DATA LISTING.

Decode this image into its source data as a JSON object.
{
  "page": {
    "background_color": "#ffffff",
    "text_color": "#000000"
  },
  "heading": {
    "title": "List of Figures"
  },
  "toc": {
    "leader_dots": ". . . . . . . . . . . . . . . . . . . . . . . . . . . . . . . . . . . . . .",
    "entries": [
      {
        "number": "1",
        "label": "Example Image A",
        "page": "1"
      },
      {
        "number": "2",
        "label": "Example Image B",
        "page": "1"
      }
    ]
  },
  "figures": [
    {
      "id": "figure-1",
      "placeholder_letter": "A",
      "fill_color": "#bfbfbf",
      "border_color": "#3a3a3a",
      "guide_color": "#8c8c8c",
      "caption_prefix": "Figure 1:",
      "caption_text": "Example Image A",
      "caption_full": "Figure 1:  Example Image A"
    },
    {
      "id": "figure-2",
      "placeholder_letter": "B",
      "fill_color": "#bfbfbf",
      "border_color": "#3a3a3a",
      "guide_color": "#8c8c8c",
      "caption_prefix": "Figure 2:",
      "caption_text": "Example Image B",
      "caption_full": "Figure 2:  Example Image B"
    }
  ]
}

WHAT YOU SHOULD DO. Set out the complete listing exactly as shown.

RESPONSE TO THE TASK.
Decode this image into its source data as a JSON object.
{
  "page": {
    "background_color": "#ffffff",
    "text_color": "#000000"
  },
  "heading": {
    "title": "List of Figures"
  },
  "toc": {
    "leader_dots": ". . . . . . . . . . . . . . . . . . . . . . . . . . . . . . . . . . . . . .",
    "entries": [
      {
        "number": "1",
        "label": "Example Image A",
        "page": "1"
      },
      {
        "number": "2",
        "label": "Example Image B",
        "page": "1"
      }
    ]
  },
  "figures": [
    {
      "id": "figure-1",
      "placeholder_letter": "A",
      "fill_color": "#bfbfbf",
      "border_color": "#3a3a3a",
      "guide_color": "#8c8c8c",
      "caption_prefix": "Figure 1:",
      "caption_text": "Example Image A",
      "caption_full": "Figure 1:  Example Image A"
    },
    {
      "id": "figure-2",
      "placeholder_letter": "B",
      "fill_color": "#bfbfbf",
      "border_color": "#3a3a3a",
      "guide_color": "#8c8c8c",
      "caption_prefix": "Figure 2:",
      "caption_text": "Example Image B",
      "caption_full": "Figure 2:  Example Image B"
    }
  ]
}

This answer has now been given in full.